_Work required_: Given the entries below, copy each of them out exactly.

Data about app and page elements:
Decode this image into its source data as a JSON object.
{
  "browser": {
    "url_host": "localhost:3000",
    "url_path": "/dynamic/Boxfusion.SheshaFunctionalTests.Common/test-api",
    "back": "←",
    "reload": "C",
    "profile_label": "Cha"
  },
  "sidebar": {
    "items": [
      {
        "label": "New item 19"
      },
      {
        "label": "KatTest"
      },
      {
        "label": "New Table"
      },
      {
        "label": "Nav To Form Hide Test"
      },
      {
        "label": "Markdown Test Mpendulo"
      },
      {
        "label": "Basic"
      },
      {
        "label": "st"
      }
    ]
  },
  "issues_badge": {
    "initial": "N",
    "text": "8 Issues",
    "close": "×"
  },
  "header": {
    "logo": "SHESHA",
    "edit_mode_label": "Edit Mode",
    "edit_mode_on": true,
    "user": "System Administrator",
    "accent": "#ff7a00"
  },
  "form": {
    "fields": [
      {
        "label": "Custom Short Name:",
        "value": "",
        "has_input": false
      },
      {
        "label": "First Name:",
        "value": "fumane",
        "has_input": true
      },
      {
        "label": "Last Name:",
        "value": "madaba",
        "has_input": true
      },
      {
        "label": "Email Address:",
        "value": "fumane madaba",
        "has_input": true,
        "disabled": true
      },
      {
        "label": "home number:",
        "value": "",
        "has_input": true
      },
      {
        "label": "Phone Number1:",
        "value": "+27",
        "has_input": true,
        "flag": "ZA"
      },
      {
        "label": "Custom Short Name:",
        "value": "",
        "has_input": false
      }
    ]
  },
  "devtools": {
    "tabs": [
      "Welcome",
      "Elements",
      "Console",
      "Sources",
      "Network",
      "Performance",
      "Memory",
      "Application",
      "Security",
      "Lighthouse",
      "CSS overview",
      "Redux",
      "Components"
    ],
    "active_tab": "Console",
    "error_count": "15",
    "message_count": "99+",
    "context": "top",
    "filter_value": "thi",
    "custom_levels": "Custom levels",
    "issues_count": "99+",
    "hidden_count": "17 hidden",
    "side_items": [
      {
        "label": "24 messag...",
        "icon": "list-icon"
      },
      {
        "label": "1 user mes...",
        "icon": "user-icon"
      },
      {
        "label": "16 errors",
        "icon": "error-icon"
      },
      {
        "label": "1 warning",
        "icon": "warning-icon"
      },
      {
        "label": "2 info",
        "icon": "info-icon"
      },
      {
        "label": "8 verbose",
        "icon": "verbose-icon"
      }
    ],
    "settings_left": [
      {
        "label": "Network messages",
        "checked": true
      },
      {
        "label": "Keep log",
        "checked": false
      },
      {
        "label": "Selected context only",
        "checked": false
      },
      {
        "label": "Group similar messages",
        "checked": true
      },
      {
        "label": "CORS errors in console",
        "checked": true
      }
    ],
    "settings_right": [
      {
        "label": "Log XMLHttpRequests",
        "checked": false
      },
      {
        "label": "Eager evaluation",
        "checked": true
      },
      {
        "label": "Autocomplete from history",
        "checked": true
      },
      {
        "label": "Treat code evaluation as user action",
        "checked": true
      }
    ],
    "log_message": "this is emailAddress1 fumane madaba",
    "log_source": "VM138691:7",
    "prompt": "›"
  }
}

_Written response_:
Decode this image into its source data as a JSON object.
{
  "browser": {
    "url_host": "localhost:3000",
    "url_path": "/dynamic/Boxfusion.SheshaFunctionalTests.Common/test-api",
    "back": "←",
    "reload": "C",
    "profile_label": "Cha"
  },
  "sidebar": {
    "items": [
      {
        "label": "New item 19"
      },
      {
        "label": "KatTest"
      },
      {
        "label": "New Table"
      },
      {
        "label": "Nav To Form Hide Test"
      },
      {
        "label": "Markdown Test Mpendulo"
      },
      {
        "label": "Basic"
      },
      {
        "label": "st"
      }
    ]
  },
  "issues_badge": {
    "initial": "N",
    "text": "8 Issues",
    "close": "×"
  },
  "header": {
    "logo": "SHESHA",
    "edit_mode_label": "Edit Mode",
    "edit_mode_on": true,
    "user": "System Administrator",
    "accent": "#ff7a00"
  },
  "form": {
    "fields": [
      {
        "label": "Custom Short Name:",
        "value": "",
        "has_input": false
      },
      {
        "label": "First Name:",
        "value": "fumane",
        "has_input": true
      },
      {
        "label": "Last Name:",
        "value": "madaba",
        "has_input": true
      },
      {
        "label": "Email Address:",
        "value": "fumane madaba",
        "has_input": true,
        "disabled": true
      },
      {
        "label": "home number:",
        "value": "",
        "has_input": true
      },
      {
        "label": "Phone Number1:",
        "value": "+27",
        "has_input": true,
        "flag": "ZA"
      },
      {
        "label": "Custom Short Name:",
        "value": "",
        "has_input": false
      }
    ]
  },
  "devtools": {
    "tabs": [
      "Welcome",
      "Elements",
      "Console",
      "Sources",
      "Network",
      "Performance",
      "Memory",
      "Application",
      "Security",
      "Lighthouse",
      "CSS overview",
      "Redux",
      "Components"
    ],
    "active_tab": "Console",
    "error_count": "15",
    "message_count": "99+",
    "context": "top",
    "filter_value": "thi",
    "custom_levels": "Custom levels",
    "issues_count": "99+",
    "hidden_count": "17 hidden",
    "side_items": [
      {
        "label": "24 messag...",
        "icon": "list-icon"
      },
      {
        "label": "1 user mes...",
        "icon": "user-icon"
      },
      {
        "label": "16 errors",
        "icon": "error-icon"
      },
      {
        "label": "1 warning",
        "icon": "warning-icon"
      },
      {
        "label": "2 info",
        "icon": "info-icon"
      },
      {
        "label": "8 verbose",
        "icon": "verbose-icon"
      }
    ],
    "settings_left": [
      {
        "label": "Network messages",
        "checked": true
      },
      {
        "label": "Keep log",
        "checked": false
      },
      {
        "label": "Selected context only",
        "checked": false
      },
      {
        "label": "Group similar messages",
        "checked": true
      },
      {
        "label": "CORS errors in console",
        "checked": true
      }
    ],
    "settings_right": [
      {
        "label": "Log XMLHttpRequests",
        "checked": false
      },
      {
        "label": "Eager evaluation",
        "checked": true
      },
      {
        "label": "Autocomplete from history",
        "checked": true
      },
      {
        "label": "Treat code evaluation as user action",
        "checked": true
      }
    ],
    "log_message": "this is emailAddress1 fumane madaba",
    "log_source": "VM138691:7",
    "prompt": "›"
  }
}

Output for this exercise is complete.